|International Classification||G06F15/16, G06F9/45, G06F9/455|
|Jun 13, 2012||FPAY||Fee payment|
Year of fee payment: 4
|May 12, 2016||AS||Assignment|
Owner name: U.S. BANK NATIONAL ASSOCIATION, AS COLLATERAL AGEN
Free format text: SECURITY INTEREST;ASSIGNOR:MICRON TECHNOLOGY, INC.;REEL/FRAME:038669/0001
Effective date: 20160426
|Jun 2, 2016||AS||Assignment|
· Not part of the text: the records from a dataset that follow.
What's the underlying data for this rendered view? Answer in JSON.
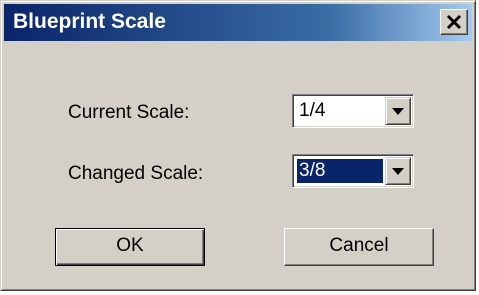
{
  "window": {
    "title": "Blueprint Scale",
    "close_icon": "close-icon"
  },
  "form": {
    "current_scale_label": "Current Scale:",
    "current_scale_value": "1/4",
    "changed_scale_label": "Changed Scale:",
    "changed_scale_value": "3/8"
  },
  "buttons": {
    "ok_label": "OK",
    "cancel_label": "Cancel"
  },
  "colors": {
    "title_gradient_start": "#0a246a",
    "title_gradient_end": "#a6caf0",
    "dialog_face": "#d4d0c8",
    "selection": "#0a246a"
  }
}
Owner name: MORGAN STANLEY SENIOR FUNDING, INC., AS COLLATERAL
Free format text: PATENT SECURITY AGREEMENT;ASSIGNOR:MICRON TECHNOLOGY, INC.;REEL/FRAME:038954/0001
Effective date: 20160426